(Dataset rows for apps and sites)
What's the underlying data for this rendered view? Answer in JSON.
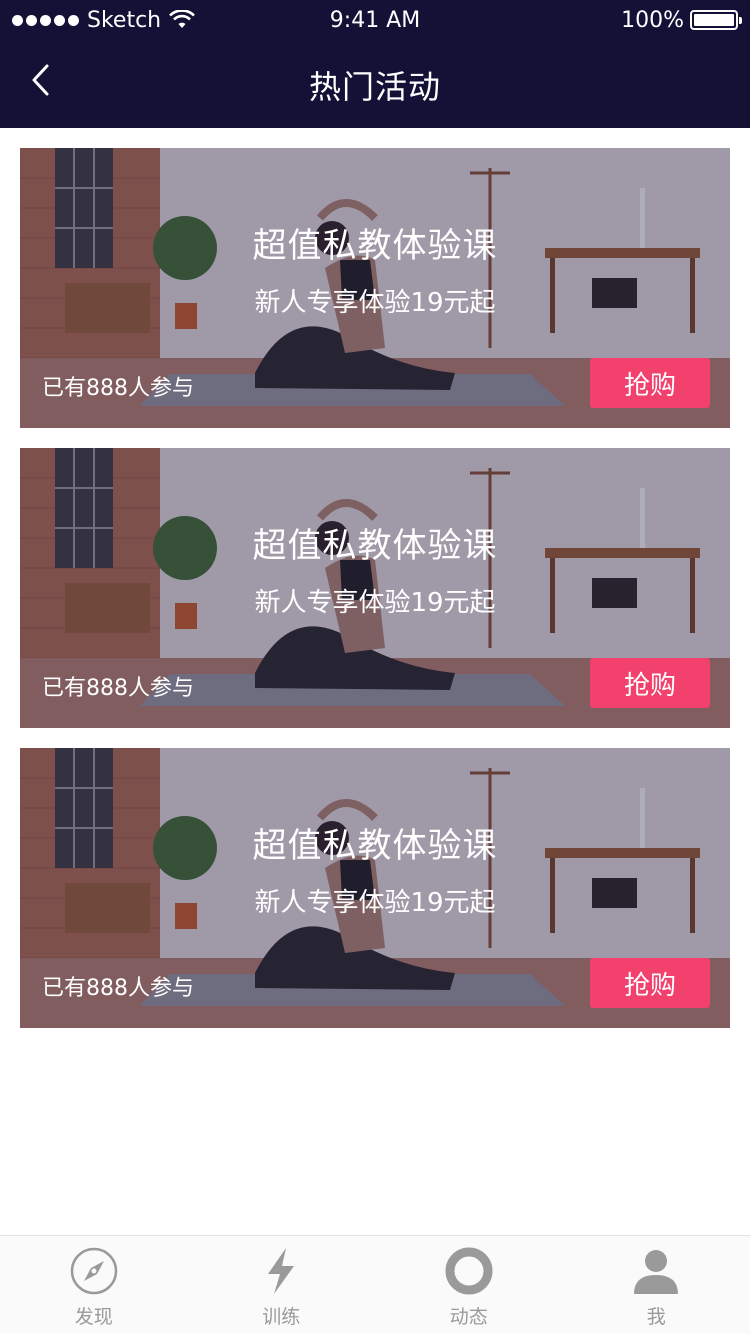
{
  "status_bar": {
    "carrier": "Sketch",
    "time": "9:41 AM",
    "battery": "100%"
  },
  "nav": {
    "title": "热门活动",
    "back_icon": "chevron-left-icon"
  },
  "cards": [
    {
      "title": "超值私教体验课",
      "subtitle": "新人专享体验19元起",
      "participants": "已有888人参与",
      "button": "抢购"
    },
    {
      "title": "超值私教体验课",
      "subtitle": "新人专享体验19元起",
      "participants": "已有888人参与",
      "button": "抢购"
    },
    {
      "title": "超值私教体验课",
      "subtitle": "新人专享体验19元起",
      "participants": "已有888人参与",
      "button": "抢购"
    }
  ],
  "tabbar": {
    "items": [
      {
        "label": "发现",
        "icon": "compass-icon"
      },
      {
        "label": "训练",
        "icon": "lightning-icon"
      },
      {
        "label": "动态",
        "icon": "ring-icon"
      },
      {
        "label": "我",
        "icon": "user-icon"
      }
    ]
  },
  "colors": {
    "header_bg": "#131136",
    "accent": "#f2416d",
    "tab_inactive": "#9a9a9a"
  }
}
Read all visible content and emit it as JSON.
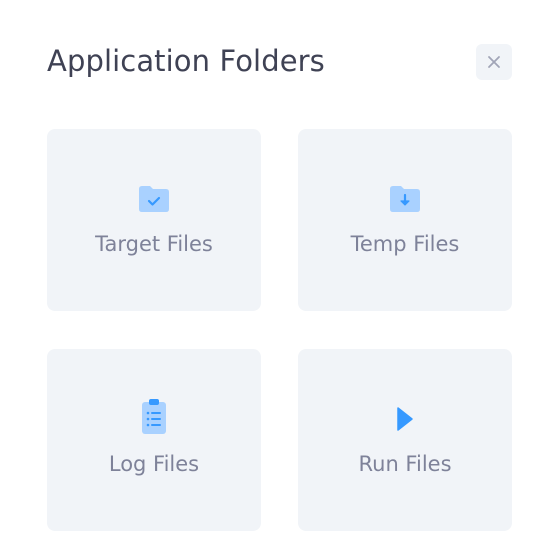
{
  "dialog": {
    "title": "Application Folders",
    "close_icon": "close-icon",
    "accent_color": "#3699ff",
    "tiles": [
      {
        "label": "Target Files",
        "icon": "folder-check-icon"
      },
      {
        "label": "Temp Files",
        "icon": "folder-download-icon"
      },
      {
        "label": "Log Files",
        "icon": "clipboard-list-icon"
      },
      {
        "label": "Run Files",
        "icon": "play-icon"
      }
    ]
  }
}
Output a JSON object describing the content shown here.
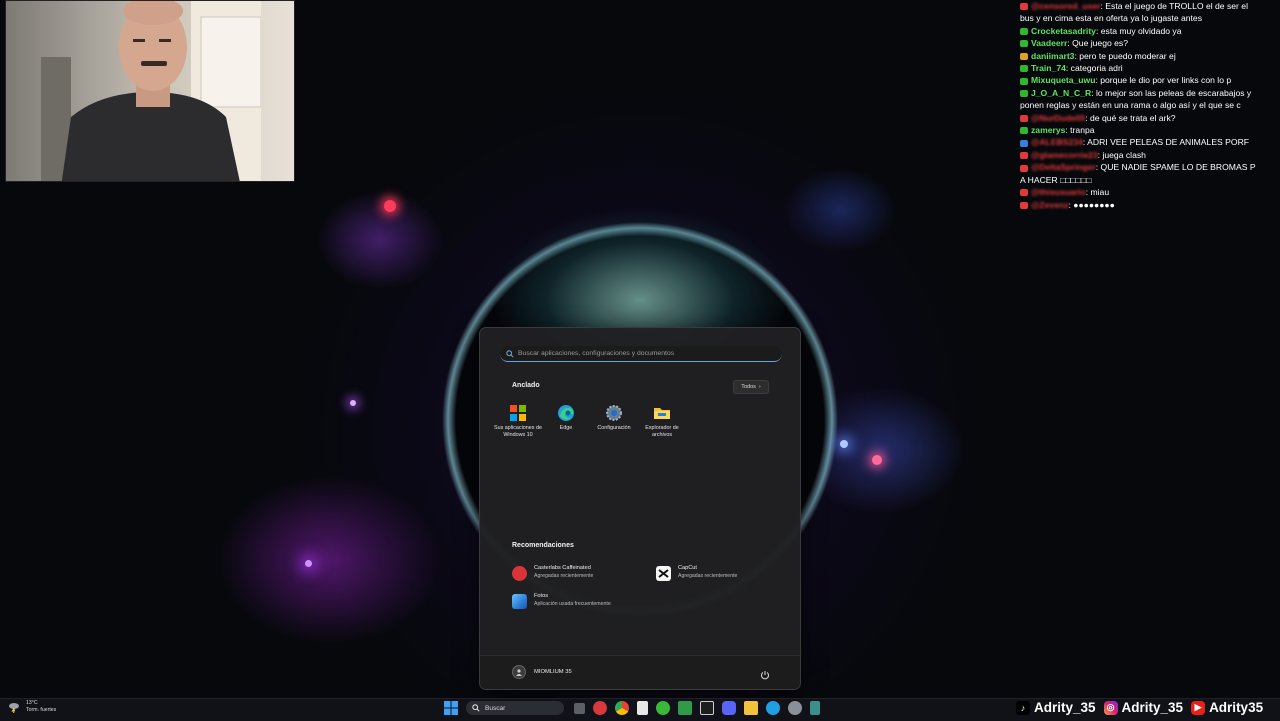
{
  "chat": [
    {
      "user": "@censored_user",
      "user_color": "#e23a3a",
      "censored": true,
      "text": ": Esta el juego de TROLLO el de ser el",
      "badge": "#e23a3a"
    },
    {
      "user": "",
      "user_color": "#ffffff",
      "censored": false,
      "text": "bus y en cima esta en oferta ya lo jugaste antes",
      "badge": ""
    },
    {
      "user": "Crocketasadrity",
      "user_color": "#5fe35f",
      "censored": false,
      "text": ": esta muy olvidado ya",
      "badge": "#2fb82f"
    },
    {
      "user": "Vaadeerr",
      "user_color": "#5fe35f",
      "censored": false,
      "text": ": Que juego es?",
      "badge": "#2fb82f"
    },
    {
      "user": "daniimart3",
      "user_color": "#5fe35f",
      "censored": false,
      "text": ": pero te puedo moderar ej",
      "badge": "#e0a020"
    },
    {
      "user": "Train_74",
      "user_color": "#5fe35f",
      "censored": false,
      "text": ": categoria adri",
      "badge": "#2fb82f"
    },
    {
      "user": "Mixuqueta_uwu",
      "user_color": "#5fe35f",
      "censored": false,
      "text": ": porque le dio por ver links con lo p",
      "badge": "#2fb82f"
    },
    {
      "user": "J_O_A_N_C_R",
      "user_color": "#5fe35f",
      "censored": false,
      "text": ": lo mejor son las peleas de escarabajos y",
      "badge": "#2fb82f"
    },
    {
      "user": "",
      "user_color": "#ffffff",
      "censored": false,
      "text": "ponen reglas y están en una rama o algo así y el que se c",
      "badge": ""
    },
    {
      "user": "@NurDude05",
      "user_color": "#e23a3a",
      "censored": true,
      "text": ": de qué se trata el ark?",
      "badge": "#e23a3a"
    },
    {
      "user": "zamerys",
      "user_color": "#5fe35f",
      "censored": false,
      "text": ": tranpa",
      "badge": "#2fb82f"
    },
    {
      "user": "@ALEBS234",
      "user_color": "#e23a3a",
      "censored": true,
      "text": ": ADRI VEE PELEAS DE ANIMALES PORF",
      "badge": "#3a7ee2"
    },
    {
      "user": "@glamecorrie23",
      "user_color": "#e23a3a",
      "censored": true,
      "text": ": juega clash",
      "badge": "#e23a3a"
    },
    {
      "user": "@DeltaSpringer",
      "user_color": "#e23a3a",
      "censored": true,
      "text": ": QUE NADIE SPAME LO DE BROMAS P",
      "badge": "#e23a3a"
    },
    {
      "user": "",
      "user_color": "#ffffff",
      "censored": false,
      "text": "A HACER □□□□□□",
      "badge": ""
    },
    {
      "user": "@thisusuario",
      "user_color": "#e23a3a",
      "censored": true,
      "text": ": miau",
      "badge": "#e23a3a"
    },
    {
      "user": "@Zevenz",
      "user_color": "#e23a3a",
      "censored": true,
      "text": ": ●●●●●●●●",
      "badge": "#e23a3a"
    }
  ],
  "start_menu": {
    "search_placeholder": "Buscar aplicaciones, configuraciones y documentos",
    "pinned_title": "Anclado",
    "all_button": "Todos",
    "pinned": [
      {
        "label": "Sus aplicaciones de Windows 10",
        "icon": "windows-apps-icon"
      },
      {
        "label": "Edge",
        "icon": "edge-icon"
      },
      {
        "label": "Configuración",
        "icon": "settings-gear-icon"
      },
      {
        "label": "Explorador de archivos",
        "icon": "folder-icon"
      }
    ],
    "recommendations_title": "Recomendaciones",
    "recommendations": [
      {
        "name": "Casterlabs Caffeinated",
        "sub": "Agregadas recientemente",
        "icon_color": "#d8343a",
        "icon": "casterlabs-icon"
      },
      {
        "name": "CapCut",
        "sub": "Agregadas recientemente",
        "icon_color": "#f5f5f5",
        "icon": "capcut-icon"
      },
      {
        "name": "Fotos",
        "sub": "Aplicación usada frecuentemente",
        "icon_color": "#2b7fd8",
        "icon": "photos-icon"
      }
    ],
    "user_name": "MIOMLIUM 35"
  },
  "taskbar": {
    "search_label": "Buscar",
    "weather_temp": "13°C",
    "weather_desc": "Torm. fuertes"
  },
  "socials": [
    {
      "platform": "tiktok",
      "handle": "Adrity_35",
      "color": "#000000"
    },
    {
      "platform": "instagram",
      "handle": "Adrity_35",
      "color": "#d6246e"
    },
    {
      "platform": "youtube",
      "handle": "Adrity35",
      "color": "#e62117"
    }
  ],
  "colors": {
    "accent": "#6aa3d8",
    "menu_bg": "#202022"
  }
}
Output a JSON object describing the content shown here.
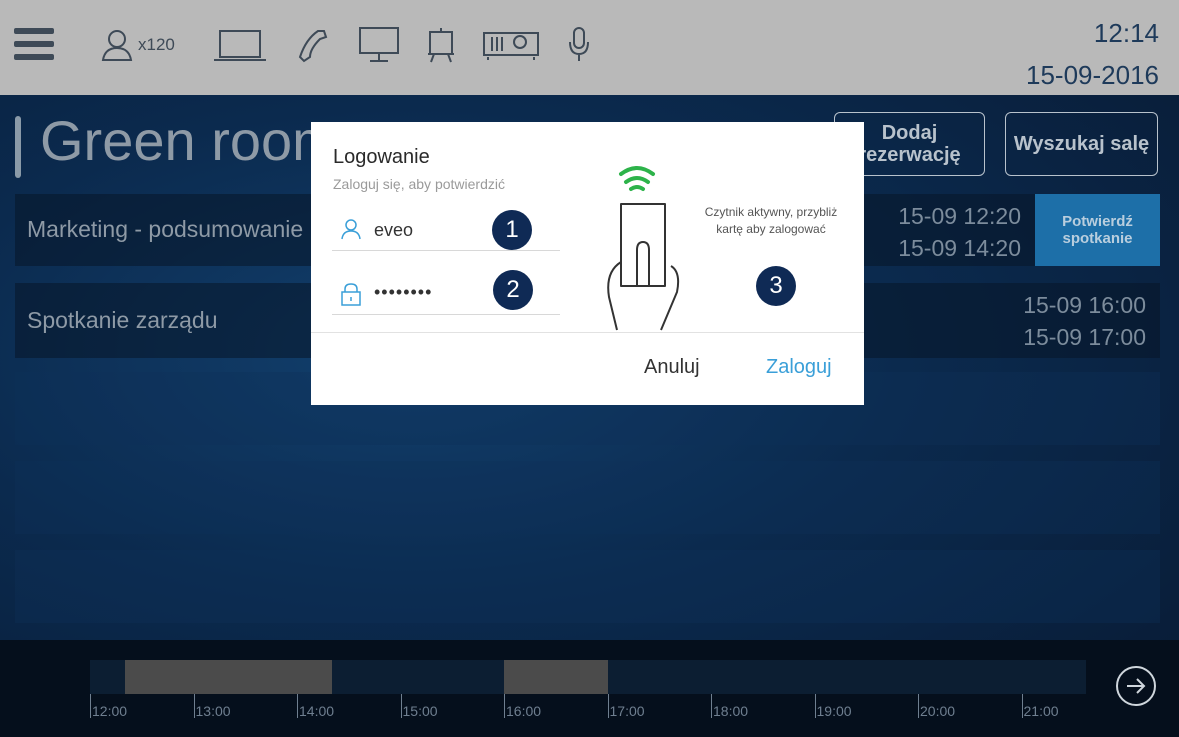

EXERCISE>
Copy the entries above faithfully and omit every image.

WRITTEN SOLUTION>
What's the underlying data for this rendered view? Answer in JSON.
{
  "status_bar": {
    "carrier": "Sketch",
    "time": "9:41 AM",
    "battery": "100%"
  },
  "nav": {
    "title": "热门活动",
    "back_icon": "chevron-left-icon"
  },
  "cards": [
    {
      "title": "超值私教体验课",
      "subtitle": "新人专享体验19元起",
      "participants": "已有888人参与",
      "button": "抢购"
    },
    {
      "title": "超值私教体验课",
      "subtitle": "新人专享体验19元起",
      "participants": "已有888人参与",
      "button": "抢购"
    },
    {
      "title": "超值私教体验课",
      "subtitle": "新人专享体验19元起",
      "participants": "已有888人参与",
      "button": "抢购"
    }
  ],
  "tabbar": {
    "items": [
      {
        "label": "发现",
        "icon": "compass-icon"
      },
      {
        "label": "训练",
        "icon": "lightning-icon"
      },
      {
        "label": "动态",
        "icon": "ring-icon"
      },
      {
        "label": "我",
        "icon": "user-icon"
      }
    ]
  },
  "colors": {
    "header_bg": "#131136",
    "accent": "#f2416d",
    "tab_inactive": "#9a9a9a"
  }
}
Read all visible content and emit it as JSON.
{
  "dialog": {
    "title": "Application Folders",
    "close_icon": "close-icon",
    "accent_color": "#3699ff",
    "tiles": [
      {
        "label": "Target Files",
        "icon": "folder-check-icon"
      },
      {
        "label": "Temp Files",
        "icon": "folder-download-icon"
      },
      {
        "label": "Log Files",
        "icon": "clipboard-list-icon"
      },
      {
        "label": "Run Files",
        "icon": "play-icon"
      }
    ]
  }
}
Output a JSON object describing the content shown here.
{
  "chat": [
    {
      "user": "@censored_user",
      "user_color": "#e23a3a",
      "censored": true,
      "text": ": Esta el juego de TROLLO el de ser el",
      "badge": "#e23a3a"
    },
    {
      "user": "",
      "user_color": "#ffffff",
      "censored": false,
      "text": "bus y en cima esta en oferta ya lo jugaste antes",
      "badge": ""
    },
    {
      "user": "Crocketasadrity",
      "user_color": "#5fe35f",
      "censored": false,
      "text": ": esta muy olvidado ya",
      "badge": "#2fb82f"
    },
    {
      "user": "Vaadeerr",
      "user_color": "#5fe35f",
      "censored": false,
      "text": ": Que juego es?",
      "badge": "#2fb82f"
    },
    {
      "user": "daniimart3",
      "user_color": "#5fe35f",
      "censored": false,
      "text": ": pero te puedo moderar ej",
      "badge": "#e0a020"
    },
    {
      "user": "Train_74",
      "user_color": "#5fe35f",
      "censored": false,
      "text": ": categoria adri",
      "badge": "#2fb82f"
    },
    {
      "user": "Mixuqueta_uwu",
      "user_color": "#5fe35f",
      "censored": false,
      "text": ": porque le dio por ver links con lo p",
      "badge": "#2fb82f"
    },
    {
      "user": "J_O_A_N_C_R",
      "user_color": "#5fe35f",
      "censored": false,
      "text": ": lo mejor son las peleas de escarabajos y",
      "badge": "#2fb82f"
    },
    {
      "user": "",
      "user_color": "#ffffff",
      "censored": false,
      "text": "ponen reglas y están en una rama o algo así y el que se c",
      "badge": ""
    },
    {
      "user": "@NurDude05",
      "user_color": "#e23a3a",
      "censored": true,
      "text": ": de qué se trata el ark?",
      "badge": "#e23a3a"
    },
    {
      "user": "zamerys",
      "user_color": "#5fe35f",
      "censored": false,
      "text": ": tranpa",
      "badge": "#2fb82f"
    },
    {
      "user": "@ALEBS234",
      "user_color": "#e23a3a",
      "censored": true,
      "text": ": ADRI VEE PELEAS DE ANIMALES PORF",
      "badge": "#3a7ee2"
    },
    {
      "user": "@glamecorrie23",
      "user_color": "#e23a3a",
      "censored": true,
      "text": ": juega clash",
      "badge": "#e23a3a"
    },
    {
      "user": "@DeltaSpringer",
      "user_color": "#e23a3a",
      "censored": true,
      "text": ": QUE NADIE SPAME LO DE BROMAS P",
      "badge": "#e23a3a"
    },
    {
      "user": "",
      "user_color": "#ffffff",
      "censored": false,
      "text": "A HACER □□□□□□",
      "badge": ""
    },
    {
      "user": "@thisusuario",
      "user_color": "#e23a3a",
      "censored": true,
      "text": ": miau",
      "badge": "#e23a3a"
    },
    {
      "user": "@Zevenz",
      "user_color": "#e23a3a",
      "censored": true,
      "text": ": ●●●●●●●●",
      "badge": "#e23a3a"
    }
  ],
  "start_menu": {
    "search_placeholder": "Buscar aplicaciones, configuraciones y documentos",
    "pinned_title": "Anclado",
    "all_button": "Todos",
    "pinned": [
      {
        "label": "Sus aplicaciones de Windows 10",
        "icon": "windows-apps-icon"
      },
      {
        "label": "Edge",
        "icon": "edge-icon"
      },
      {
        "label": "Configuración",
        "icon": "settings-gear-icon"
      },
      {
        "label": "Explorador de archivos",
        "icon": "folder-icon"
      }
    ],
    "recommendations_title": "Recomendaciones",
    "recommendations": [
      {
        "name": "Casterlabs Caffeinated",
        "sub": "Agregadas recientemente",
        "icon_color": "#d8343a",
        "icon": "casterlabs-icon"
      },
      {
        "name": "CapCut",
        "sub": "Agregadas recientemente",
        "icon_color": "#f5f5f5",
        "icon": "capcut-icon"
      },
      {
        "name": "Fotos",
        "sub": "Aplicación usada frecuentemente",
        "icon_color": "#2b7fd8",
        "icon": "photos-icon"
      }
    ],
    "user_name": "MIOMLIUM 35"
  },
  "taskbar": {
    "search_label": "Buscar",
    "weather_temp": "13°C",
    "weather_desc": "Torm. fuertes"
  },
  "socials": [
    {
      "platform": "tiktok",
      "handle": "Adrity_35",
      "color": "#000000"
    },
    {
      "platform": "instagram",
      "handle": "Adrity_35",
      "color": "#d6246e"
    },
    {
      "platform": "youtube",
      "handle": "Adrity35",
      "color": "#e62117"
    }
  ],
  "colors": {
    "accent": "#6aa3d8",
    "menu_bg": "#202022"
  }
}
Output a JSON object describing the content shown here.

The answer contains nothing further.